## Description of the task
Your copy of the data should match it exactly, except that the pictures are gone.

--- The data ---

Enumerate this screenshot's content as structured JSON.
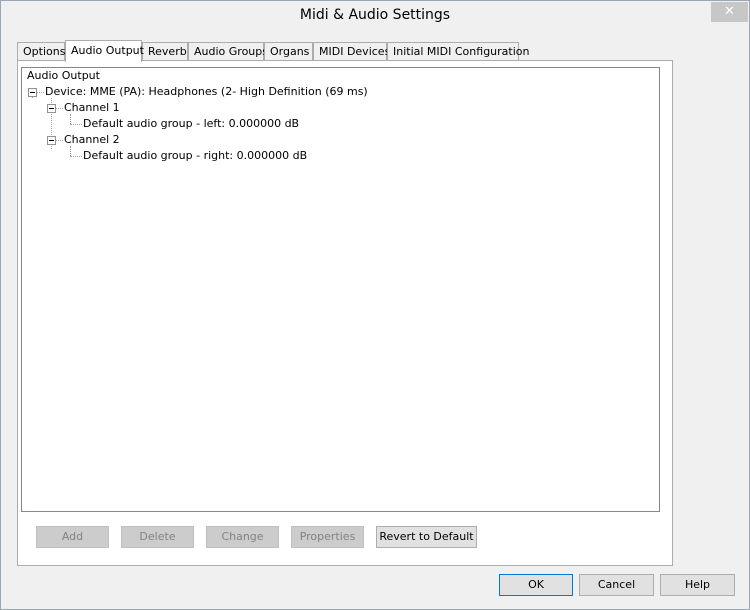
{
  "window": {
    "title": "Midi & Audio Settings",
    "close_glyph": "✕"
  },
  "tabs": [
    {
      "label": "Options"
    },
    {
      "label": "Audio Output"
    },
    {
      "label": "Reverb"
    },
    {
      "label": "Audio Groups"
    },
    {
      "label": "Organs"
    },
    {
      "label": "MIDI Devices"
    },
    {
      "label": "Initial MIDI Configuration"
    }
  ],
  "active_tab": "Audio Output",
  "tree": {
    "root": "Audio Output",
    "device": "Device: MME (PA): Headphones (2- High Definition  (69 ms)",
    "channel1": "Channel 1",
    "channel1_group": "Default audio group - left: 0.000000 dB",
    "channel2": "Channel 2",
    "channel2_group": "Default audio group - right: 0.000000 dB"
  },
  "panel_buttons": {
    "add": "Add",
    "delete": "Delete",
    "change": "Change",
    "properties": "Properties",
    "revert": "Revert to Default"
  },
  "dialog_buttons": {
    "ok": "OK",
    "cancel": "Cancel",
    "help": "Help"
  }
}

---

## Solution below
Enumerate this screenshot's content as structured JSON.
{
  "window": {
    "title": "Midi & Audio Settings",
    "close_glyph": "✕"
  },
  "tabs": [
    {
      "label": "Options"
    },
    {
      "label": "Audio Output"
    },
    {
      "label": "Reverb"
    },
    {
      "label": "Audio Groups"
    },
    {
      "label": "Organs"
    },
    {
      "label": "MIDI Devices"
    },
    {
      "label": "Initial MIDI Configuration"
    }
  ],
  "active_tab": "Audio Output",
  "tree": {
    "root": "Audio Output",
    "device": "Device: MME (PA): Headphones (2- High Definition  (69 ms)",
    "channel1": "Channel 1",
    "channel1_group": "Default audio group - left: 0.000000 dB",
    "channel2": "Channel 2",
    "channel2_group": "Default audio group - right: 0.000000 dB"
  },
  "panel_buttons": {
    "add": "Add",
    "delete": "Delete",
    "change": "Change",
    "properties": "Properties",
    "revert": "Revert to Default"
  },
  "dialog_buttons": {
    "ok": "OK",
    "cancel": "Cancel",
    "help": "Help"
  }
}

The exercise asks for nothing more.